The input shape as far i understand, is 9-15 frames, which seem a bit confusing, as they don't consider number of phonemes a utterance may have, or the length of them, but simply just "choose" a number of frames to operate with.. The number doesn't seem to be connected with the output in any way - or am I misinterpreting something?
For the output
We used 183 target class labels, i.e., 3 states for each HMM of 61 phones. After decoding, the original 61 phone classes were mapped to a set of 39 classes as in  for final scoring. In our experiments, a bigram language model over phones, estimated from the training set, was used in decoding. To prepare the ANN targets, a mono-phone HMM model was trained on the training data set, and it was used to generate state-level labels based on forced alignment.
So the output is divided in to 183 classes, being mapped into HMM's with 3 states for each 61 phonemes, and the ANN target (As I see it target = posterior probability) by training a monophone hmm with forced alignment. I am not sure I understand this process. If the ANN targets are those the CNN should aim/regress to and at the end classify the state based on, Why then process the input?.. why not make a simple DNN that does the regression/classification?
It looks like the improvement lies in the use of forced alignment here, and only on monophone? where is the improvement?

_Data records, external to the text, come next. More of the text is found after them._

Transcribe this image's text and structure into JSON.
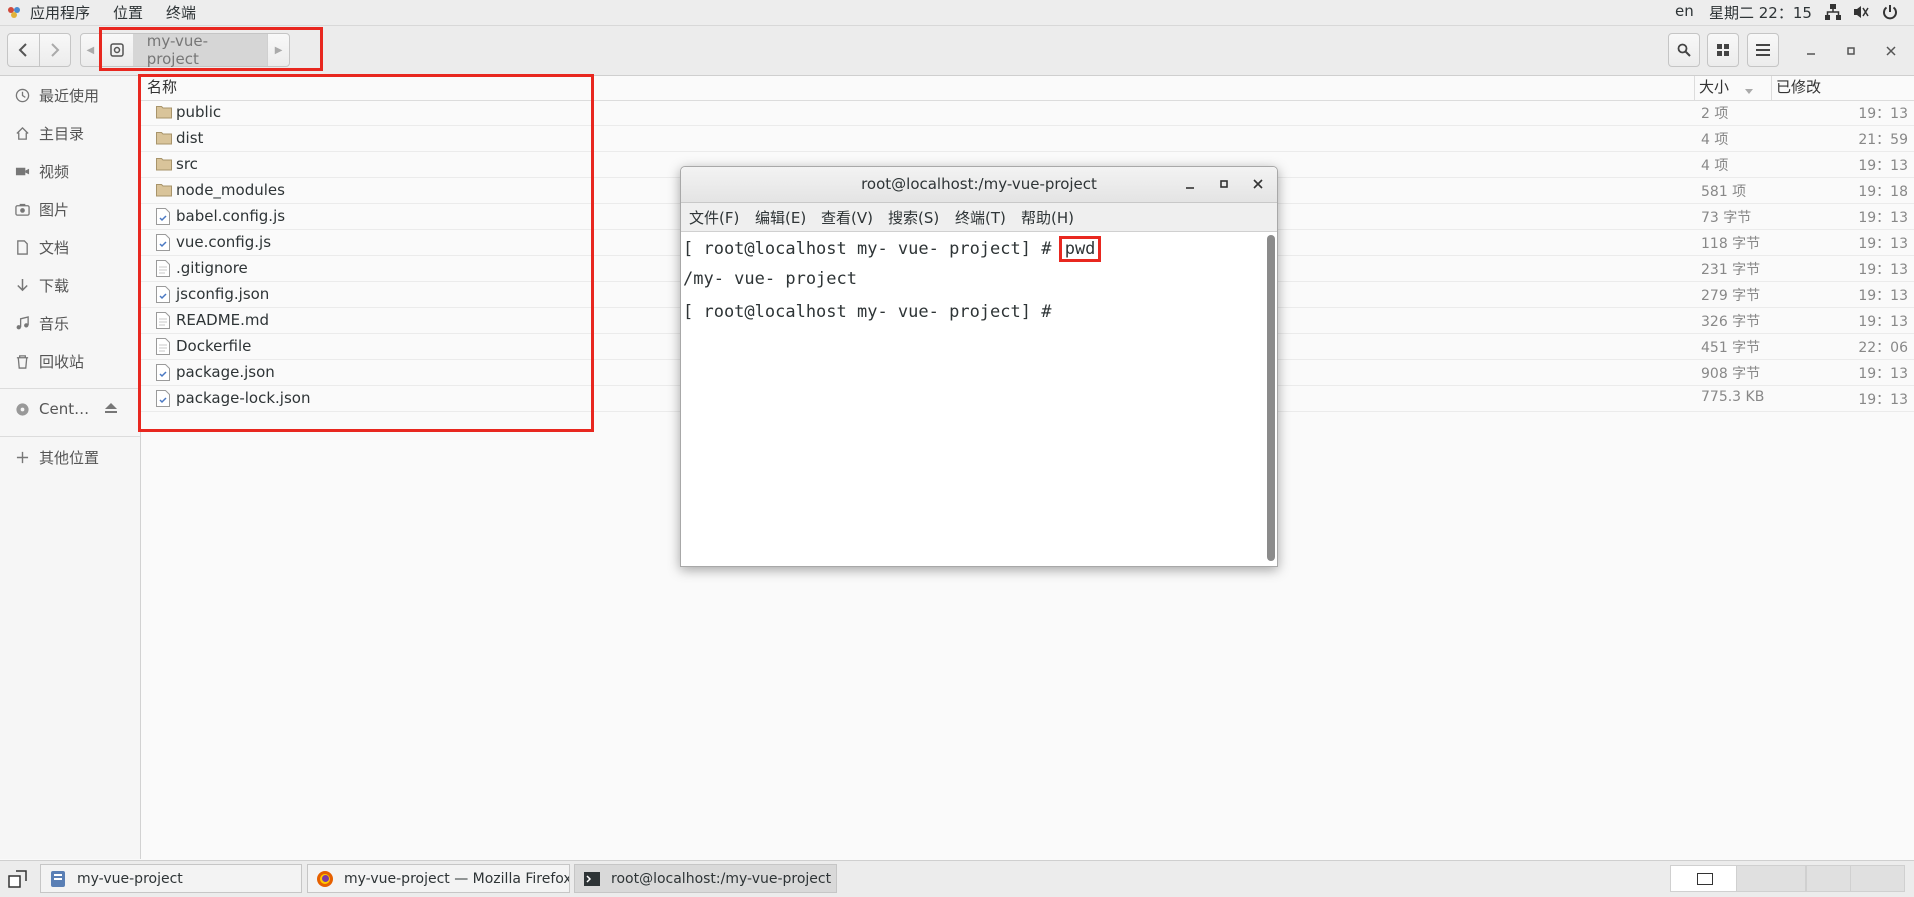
{
  "topbar": {
    "apps_label": "应用程序",
    "places_label": "位置",
    "terminal_label": "终端",
    "lang": "en",
    "clock": "星期二 22：15"
  },
  "header": {
    "path_segment": "my-vue-project"
  },
  "sidebar": {
    "items": [
      {
        "label": "最近使用",
        "icon": "clock-icon"
      },
      {
        "label": "主目录",
        "icon": "home-icon"
      },
      {
        "label": "视频",
        "icon": "video-icon"
      },
      {
        "label": "图片",
        "icon": "camera-icon"
      },
      {
        "label": "文档",
        "icon": "document-icon"
      },
      {
        "label": "下载",
        "icon": "download-icon"
      },
      {
        "label": "音乐",
        "icon": "music-icon"
      },
      {
        "label": "回收站",
        "icon": "trash-icon"
      },
      {
        "label": "Cent…",
        "icon": "disc-icon"
      },
      {
        "label": "其他位置",
        "icon": "plus-icon"
      }
    ]
  },
  "filelist": {
    "col_name": "名称",
    "col_size": "大小",
    "col_modified": "已修改",
    "rows": [
      {
        "name": "public",
        "type": "folder",
        "size": "2 项",
        "modified": "19：13"
      },
      {
        "name": "dist",
        "type": "folder",
        "size": "4 项",
        "modified": "21：59"
      },
      {
        "name": "src",
        "type": "folder",
        "size": "4 项",
        "modified": "19：13"
      },
      {
        "name": "node_modules",
        "type": "folder",
        "size": "581 项",
        "modified": "19：18"
      },
      {
        "name": "babel.config.js",
        "type": "script",
        "size": "73 字节",
        "modified": "19：13"
      },
      {
        "name": "vue.config.js",
        "type": "script",
        "size": "118 字节",
        "modified": "19：13"
      },
      {
        "name": ".gitignore",
        "type": "text",
        "size": "231 字节",
        "modified": "19：13"
      },
      {
        "name": "jsconfig.json",
        "type": "script",
        "size": "279 字节",
        "modified": "19：13"
      },
      {
        "name": "README.md",
        "type": "text",
        "size": "326 字节",
        "modified": "19：13"
      },
      {
        "name": "Dockerfile",
        "type": "text",
        "size": "451 字节",
        "modified": "22：06"
      },
      {
        "name": "package.json",
        "type": "script",
        "size": "908 字节",
        "modified": "19：13"
      },
      {
        "name": "package-lock.json",
        "type": "script",
        "size": "775.3 KB",
        "modified": "19：13"
      }
    ]
  },
  "terminal": {
    "title": "root@localhost:/my-vue-project",
    "menu": [
      "文件(F)",
      "编辑(E)",
      "查看(V)",
      "搜索(S)",
      "终端(T)",
      "帮助(H)"
    ],
    "prompt": "[ root@localhost my- vue- project] # ",
    "command": "pwd",
    "output": "/my- vue- project",
    "prompt2": "[ root@localhost my- vue- project] # "
  },
  "taskbar": {
    "tasks": [
      {
        "label": "my-vue-project",
        "icon": "file-manager-icon"
      },
      {
        "label": "my-vue-project — Mozilla Firefox",
        "icon": "firefox-icon"
      },
      {
        "label": "root@localhost:/my-vue-project",
        "icon": "terminal-icon"
      }
    ]
  },
  "colors": {
    "annotation": "#e8271f",
    "folder": "#d9c49a"
  }
}
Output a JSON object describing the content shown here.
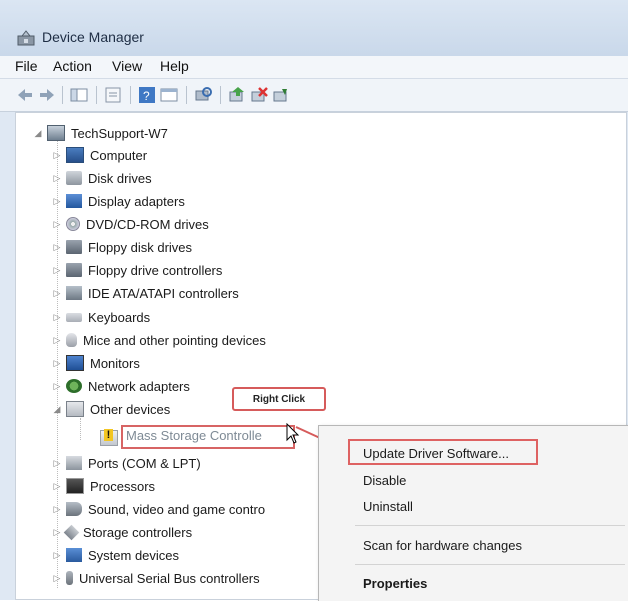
{
  "window": {
    "title": "Device Manager",
    "icon": "device-manager-icon"
  },
  "menu": {
    "items": [
      "File",
      "Action",
      "View",
      "Help"
    ]
  },
  "toolbar": {
    "buttons": [
      "back-icon",
      "forward-icon",
      "show-hide-tree-icon",
      "properties-icon",
      "help-icon",
      "view-icon",
      "scan-hardware-icon",
      "update-driver-icon",
      "uninstall-icon",
      "disable-icon"
    ]
  },
  "tree": {
    "root": "TechSupport-W7",
    "categories": [
      {
        "label": "Computer",
        "icon": "computer-icon"
      },
      {
        "label": "Disk drives",
        "icon": "disk-drive-icon"
      },
      {
        "label": "Display adapters",
        "icon": "display-adapter-icon"
      },
      {
        "label": "DVD/CD-ROM drives",
        "icon": "dvd-icon"
      },
      {
        "label": "Floppy disk drives",
        "icon": "floppy-disk-icon"
      },
      {
        "label": "Floppy drive controllers",
        "icon": "floppy-controller-icon"
      },
      {
        "label": "IDE ATA/ATAPI controllers",
        "icon": "ide-controller-icon"
      },
      {
        "label": "Keyboards",
        "icon": "keyboard-icon"
      },
      {
        "label": "Mice and other pointing devices",
        "icon": "mouse-icon"
      },
      {
        "label": "Monitors",
        "icon": "monitor-icon"
      },
      {
        "label": "Network adapters",
        "icon": "network-adapter-icon"
      },
      {
        "label": "Other devices",
        "icon": "other-devices-icon"
      },
      {
        "label": "Ports (COM & LPT)",
        "icon": "ports-icon"
      },
      {
        "label": "Processors",
        "icon": "processor-icon"
      },
      {
        "label": "Sound, video and game contro",
        "icon": "sound-icon"
      },
      {
        "label": "Storage controllers",
        "icon": "storage-controller-icon"
      },
      {
        "label": "System devices",
        "icon": "system-devices-icon"
      },
      {
        "label": "Universal Serial Bus controllers",
        "icon": "usb-icon"
      }
    ],
    "selected_device": "Mass Storage Controlle"
  },
  "annotation": {
    "callout": "Right Click"
  },
  "context_menu": {
    "update": "Update Driver Software...",
    "disable": "Disable",
    "uninstall": "Uninstall",
    "scan": "Scan for hardware changes",
    "properties": "Properties"
  },
  "colors": {
    "highlight_red": "#d65b5b",
    "disabled_text": "#7e8a95"
  }
}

And again how I am supposed to link the input shape and the output shape based this? This would require the audio files to have a certain length, the length of the audio is never specified, so I am assuming that this is not the case.